Imagine making a gravity-defying jump 50 to 100 feet in the air and striking down on bad guys, all while wearing a goofy costume and a cowboy hat. This chaotic scene is typical of the tongue-in-cheek, action-packed new video game “Saints Row IV.”
“Saints Row IV” is the follow-up game to “Saints Row: The Third.” The Saints used to be a smaller gang doing little jobs to control territories of a midwestern, urban city called Stilwater. But now the gang has risen to power and become one of the biggest corporations in the U.S. and set its sights on taking over the country.
In the beginning of the game, the player takes part in a Black Ops mission that requires the elimination of a terrorist group, and the Saints must diffuse a launched nuclear bomb.
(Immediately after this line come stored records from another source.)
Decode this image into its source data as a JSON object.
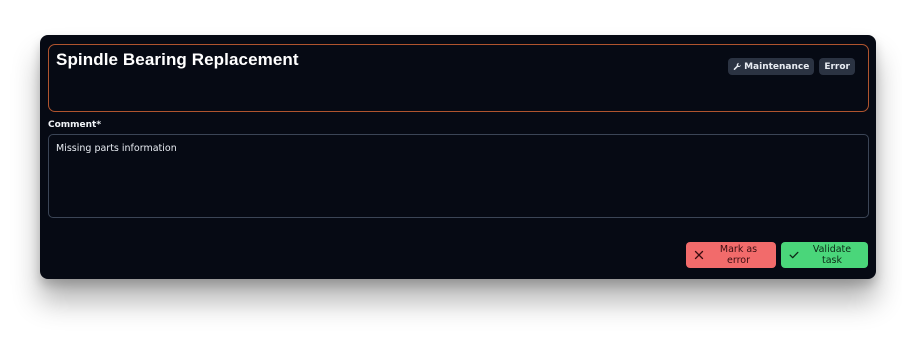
{
  "task": {
    "title": "Spindle Bearing Replacement",
    "tags": [
      {
        "label": "Maintenance",
        "icon": "wrench-icon"
      },
      {
        "label": "Error"
      }
    ]
  },
  "comment": {
    "label": "Comment*",
    "value": "Missing parts information"
  },
  "actions": {
    "error_label": "Mark as error",
    "validate_label": "Validate task"
  },
  "colors": {
    "card_bg": "#060a14",
    "header_border": "#b0542e",
    "error_button": "#f26b6b",
    "validate_button": "#4ad67a",
    "tag_bg": "#2b3342"
  }
}
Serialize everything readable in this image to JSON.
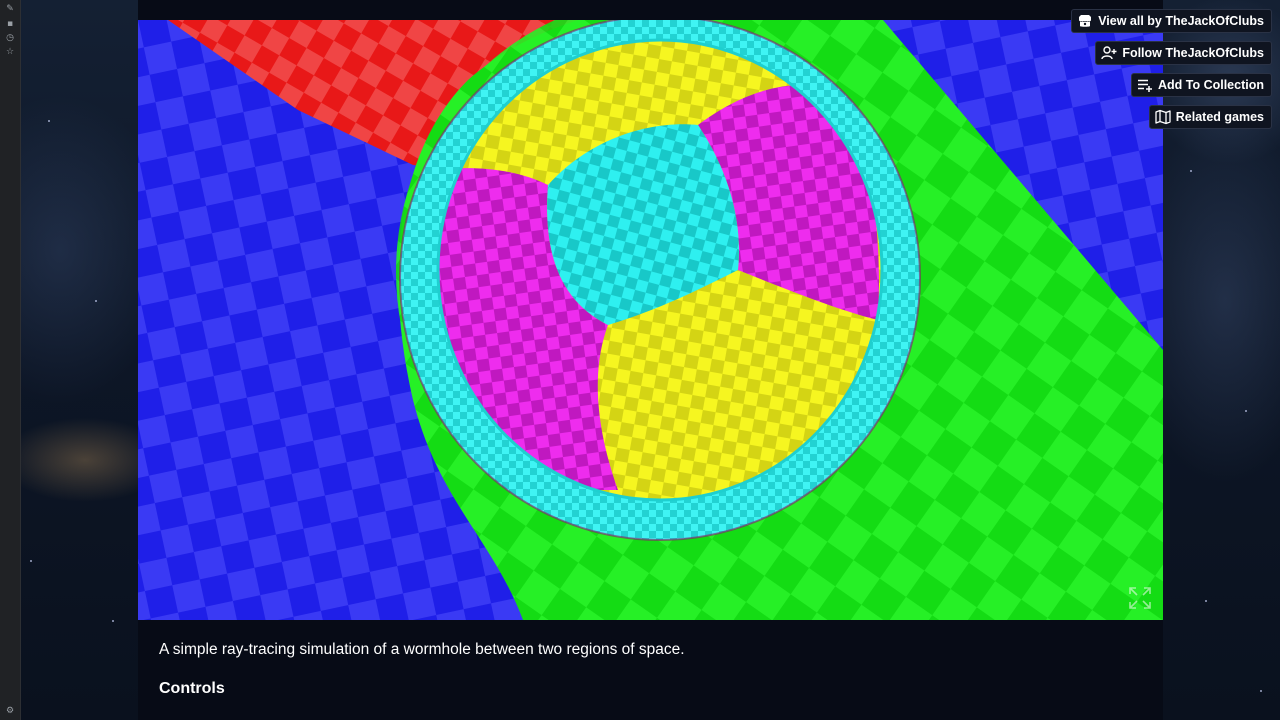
{
  "buttons": {
    "view_all": "View all by TheJackOfClubs",
    "follow": "Follow TheJackOfClubs",
    "add_collection": "Add To Collection",
    "related": "Related games"
  },
  "description": {
    "summary": "A simple ray-tracing simulation of a wormhole between two regions of space.",
    "controls_heading": "Controls"
  },
  "icons": {
    "view_all": "itch-logo-icon",
    "follow": "user-plus-icon",
    "add_collection": "playlist-add-icon",
    "related": "map-icon",
    "fullscreen": "fullscreen-icon"
  },
  "colors": {
    "blue_plane": "#2b2bf0",
    "red_plane": "#f02a2a",
    "green_tube": "#22ee22",
    "sphere_cyan": "#22e6e6",
    "sphere_yellow": "#eeee18",
    "sphere_magenta": "#e020e0",
    "page_background": "#070b16"
  }
}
While this mission may sound serious, it’s far from it. As the player tries to save the world from nuclear warfare, Aerosmith’s “I Don’t Want To Miss a Thing” plays in the background, lightening the mood of the gameplay.
Flash forward five years, and “Saints Row IV” allows the player to control the head of the Saints, who has also become the president of the U.S. When the country falls under a large-scale alien attack, and the aliens abduct everyone, leaving the Earth destroyed, the player has to save humanity.
The president is put into a simulation world created by the aliens, which the player can enter and leave freely. When the player departs the simulation, the setting is changed to a “Mass Effect”–styled spaceship, playing as the mothership for the president. In order to escape and save the country, the player completes missions by putting viruses into the simulation, which help the player gain control over the aliens’ power and destroy the simulated world.
The gameplay of “Saints Row IV” is similar to “Saints Row: The Third” by having an “open world” where anything goes, which allows the player to explore the boundaries of the game’s world. The player can acquire superpowers, which make vanquishing enemies very easy. Though the game may not offer a challenge, it keeps players entertained with different challenges, side missions and activities, like a murderous game show that requires telekinetic skills to score points.
The player is free to roam the simulated city of Steelport, where “Saints Row: The Third” took place. Almost everything about the character is customizable. This is where the game shines. There is the ability to customize the main character to the smallest detail. The varieties of clothing options are wacky and amusing. The character can be dressed-up as a crossdresser, “gimp” or go completely nude. Other aspects of the game are customizable too, like weapons, cars and the gang. The options are surreal and fit best to whatever the player prefers.
The dialogue of the game is not the best, but it is enough to make people laugh at the references to pop culture, movies and other video games. The characters have their own strengths and weaknesses, but their interactions aren’t enough to build their identities in the game.
While “Saints Row IV” is surely no challenge, the game provides endless hours of fun. The customization gives many options; the gameplay may be easy, but it is not boring, and the dialogue gives many laughs for its quirky style. “Saints Row IV” may be zany, but it sure is entertaining.